Black History Month: The Perfect Time to Revisit Civil Rights (and Responsibilities)  

ALPERN AT LARGE--One year after the nation's first black President, and one year into the term of a president where racial issues remain as loud as ever, we're still divided as a nation except on one issue:  the need to come together as one nation is as desired as ever (at least by the most ardent supporters of both the past and current presidents). 

As stated in my last CityWatch article, the issue of civil rights came up when a young Latina woman was thrown off a train and arrested when resisting and disrespecting the Metro Code of Conduct and the enforcing police officer's authority.

It should be emphasized that had she put her foot off the seat (the original offense, and against Metro's Code of Conduct because the cars are public property and she was preventing other people from sitting as well, including elderly riders), nothing would have happened. 

It should also be emphasized that had she not verbally attacked the officer, and/or left the train when she refused to comply with the officer's request, nothing would have happened. 

This was caught on video, and Metro CEO Phil Washington (who is a pretty good leader, and who happens to be black) originally opposed the officer's actions because he felt it was excessive force. However, all parties are remaining mum until the incident is fully investigated.  

As stated in my last piece, of note are two critical realities that are very easy to overlook:  

1) The person doing the video is a male who is appalled by the arrest, who pleaded with the officer to not make the arrest, but who was never touched or reproached by the officer, because the person making the video was within his rights to legally complain but not verbally assault an officer.  NOTHING happened to the man making the video because he behaved civilly.  

2) At the very end of the video, a black woman (her accents suggests Africa or Jamaica as her place of origin) calmly explained that respecting authority, and learning from her parents that rules apply to us all, would have prevented this event from careening out of control.  

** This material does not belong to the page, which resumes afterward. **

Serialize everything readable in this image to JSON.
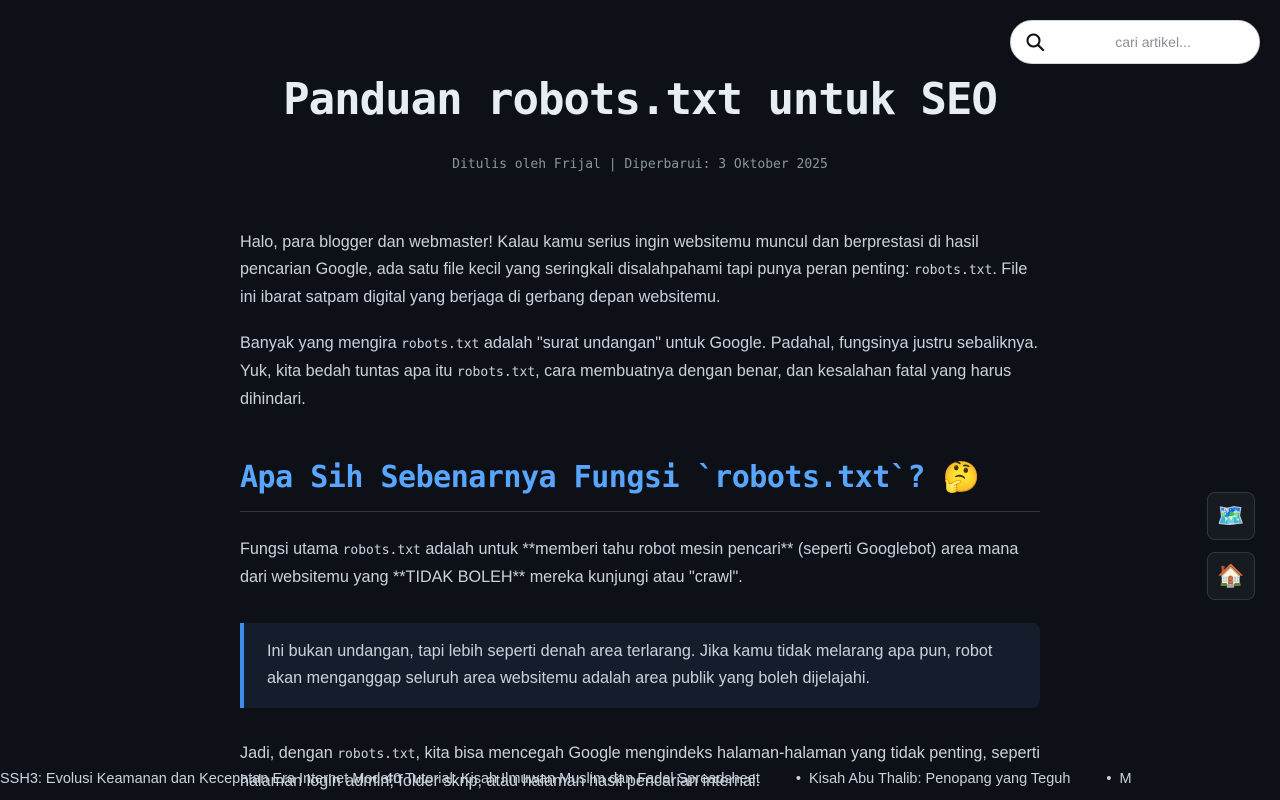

When you thrash the reputation of real civil rights leaders by invoking racial issues, you cheapen the past and present fights for true civil rights for all of us.  Neither of these women (another woman who DID intervene and both physically and verbally assaulted the police officer was also arrested) were any sort of modern-day Rosa Parks--they were a couple of narcissistic fools who got what they deserve.  

We all want better train service, and we all want civil rights ... but the answer to both lies in the need to behave civilly so that we can all enjoy the fruits of our shared efforts and public investments (like our trains!). 

But ... back to Black History Month.  There's a glory in the struggle for civil rights for black Americans (LINK: ) that's as essential as the glory we celebrate for the birth of freedom and rights in the founding of the United States.  

In fact, there's a big reason for the MLK holiday in January: without civil rights for all, we live in a society that has no true rights for anyone.  That was the take-away message that resounds to this very day, and it's why the recent train incident leaves so many upset. 

The reaction of the overwhelming majority of Latinos who have weighed in (transit advocates and otherwise) appear to very much against the two women, and aligned with the aforementioned black woman at the end of the video who questioned why that attitude against police authority would ever have been encouraged by their parents and by their friends. 

Ditto for most Latinos overwhelmingly opposing a Latino Pico Rivera teacher that described (and defends that description) of those who serve in our military as stupid and "the lowest of the low". His statements have landed him in hot water and virtually everyone, especially Latinos, are furious with him. 

Other than answering the question of what sort of mindset encouraged past generations of Americans to spit on and attack those soldiers who served in Vietnam, these terrible individuals (who clearly don't represent Hispanic-Americans, or ANY Americans), their actions raise a real cause for us to wake up to: 

1) Dialogue and diatribe, about race or any other issue, are not the same thing.  Do we want to ventilate, and shout, and point fingers, or do we also want to listen as well? 

2) Isn't freedom a combination of BOTH rights and responsibilities (freedom isn't free)? 

3) Would those who fought and died for freedom in the 1800's up to the 1960's be happy with those who proclaim themselves "civil rights leaders" of today? 

4) Both President Obama and President Trump claim themselves to want the best for Americans of all colors--which of their efforts and strategies will work, and which are likely to fail? 

5) Whether it's Latinos, Asians, or any other person in this country, which lives and which dreams merit the highest priority...or do they all merit the same priority? 

It's Black History Month.  Let's see if we can use this time to bring the nation together, and not tear us apart.


(Kenneth S. Alpern, M.D. is a dermatologist who has served in clinics in Los Angeles, Orange, and Riverside Counties, and is a proud father and husband to two cherished children and a wonderful wife. He is also a Westside Village Zone Director and Board member of the Mar Vista Community Council (MVCC), previously co-chaired its Planning and Outreach Committees, and currently is Co-Chair of its MVCC Transportation/Infrastructure Committee. He was co-chair of the CD11 Transportation Advisory Committee and chaired the nonprofit Transit Coalition, and can be reached at He also co-chairs the grassroots Friends of the Green Line at The views expressed in this article are solely those of Dr. Alpern.)